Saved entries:
Segment Open
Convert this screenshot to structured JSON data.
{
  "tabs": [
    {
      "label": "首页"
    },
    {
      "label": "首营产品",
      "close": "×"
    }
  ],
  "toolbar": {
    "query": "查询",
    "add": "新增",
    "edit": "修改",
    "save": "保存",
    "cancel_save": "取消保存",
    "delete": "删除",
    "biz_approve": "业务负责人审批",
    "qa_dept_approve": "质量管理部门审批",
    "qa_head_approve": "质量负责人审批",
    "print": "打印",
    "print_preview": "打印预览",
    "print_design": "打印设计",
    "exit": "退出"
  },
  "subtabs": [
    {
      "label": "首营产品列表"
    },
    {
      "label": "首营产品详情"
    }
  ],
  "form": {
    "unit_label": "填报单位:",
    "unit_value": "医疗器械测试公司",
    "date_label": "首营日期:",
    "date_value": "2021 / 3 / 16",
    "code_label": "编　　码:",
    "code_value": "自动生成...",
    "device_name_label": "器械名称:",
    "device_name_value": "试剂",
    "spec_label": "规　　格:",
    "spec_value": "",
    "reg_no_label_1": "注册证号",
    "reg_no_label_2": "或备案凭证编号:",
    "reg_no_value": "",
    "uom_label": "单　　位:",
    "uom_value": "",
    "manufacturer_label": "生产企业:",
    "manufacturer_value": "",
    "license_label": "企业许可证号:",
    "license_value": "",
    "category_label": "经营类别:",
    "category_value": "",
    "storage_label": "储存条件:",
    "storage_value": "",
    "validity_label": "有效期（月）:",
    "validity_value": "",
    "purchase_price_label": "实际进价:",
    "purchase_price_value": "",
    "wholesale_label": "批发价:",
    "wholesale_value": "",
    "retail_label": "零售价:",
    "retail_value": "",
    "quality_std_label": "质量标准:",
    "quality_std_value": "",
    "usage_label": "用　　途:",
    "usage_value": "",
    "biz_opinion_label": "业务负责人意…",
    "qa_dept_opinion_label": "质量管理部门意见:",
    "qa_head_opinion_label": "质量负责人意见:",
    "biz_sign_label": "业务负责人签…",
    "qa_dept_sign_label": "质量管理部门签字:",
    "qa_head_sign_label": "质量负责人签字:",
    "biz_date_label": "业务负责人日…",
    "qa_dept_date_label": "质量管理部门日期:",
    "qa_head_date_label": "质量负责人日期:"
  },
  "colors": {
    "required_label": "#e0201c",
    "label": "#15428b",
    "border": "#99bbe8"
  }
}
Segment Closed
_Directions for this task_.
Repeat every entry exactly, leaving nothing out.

_Task answer_.
Convert this screenshot to structured JSON data.
{
  "tabs": [
    {
      "label": "首页"
    },
    {
      "label": "首营产品",
      "close": "×"
    }
  ],
  "toolbar": {
    "query": "查询",
    "add": "新增",
    "edit": "修改",
    "save": "保存",
    "cancel_save": "取消保存",
    "delete": "删除",
    "biz_approve": "业务负责人审批",
    "qa_dept_approve": "质量管理部门审批",
    "qa_head_approve": "质量负责人审批",
    "print": "打印",
    "print_preview": "打印预览",
    "print_design": "打印设计",
    "exit": "退出"
  },
  "subtabs": [
    {
      "label": "首营产品列表"
    },
    {
      "label": "首营产品详情"
    }
  ],
  "form": {
    "unit_label": "填报单位:",
    "unit_value": "医疗器械测试公司",
    "date_label": "首营日期:",
    "date_value": "2021 / 3 / 16",
    "code_label": "编　　码:",
    "code_value": "自动生成...",
    "device_name_label": "器械名称:",
    "device_name_value": "试剂",
    "spec_label": "规　　格:",
    "spec_value": "",
    "reg_no_label_1": "注册证号",
    "reg_no_label_2": "或备案凭证编号:",
    "reg_no_value": "",
    "uom_label": "单　　位:",
    "uom_value": "",
    "manufacturer_label": "生产企业:",
    "manufacturer_value": "",
    "license_label": "企业许可证号:",
    "license_value": "",
    "category_label": "经营类别:",
    "category_value": "",
    "storage_label": "储存条件:",
    "storage_value": "",
    "validity_label": "有效期（月）:",
    "validity_value": "",
    "purchase_price_label": "实际进价:",
    "purchase_price_value": "",
    "wholesale_label": "批发价:",
    "wholesale_value": "",
    "retail_label": "零售价:",
    "retail_value": "",
    "quality_std_label": "质量标准:",
    "quality_std_value": "",
    "usage_label": "用　　途:",
    "usage_value": "",
    "biz_opinion_label": "业务负责人意…",
    "qa_dept_opinion_label": "质量管理部门意见:",
    "qa_head_opinion_label": "质量负责人意见:",
    "biz_sign_label": "业务负责人签…",
    "qa_dept_sign_label": "质量管理部门签字:",
    "qa_head_sign_label": "质量负责人签字:",
    "biz_date_label": "业务负责人日…",
    "qa_dept_date_label": "质量管理部门日期:",
    "qa_head_date_label": "质量负责人日期:"
  },
  "colors": {
    "required_label": "#e0201c",
    "label": "#15428b",
    "border": "#99bbe8"
  }
}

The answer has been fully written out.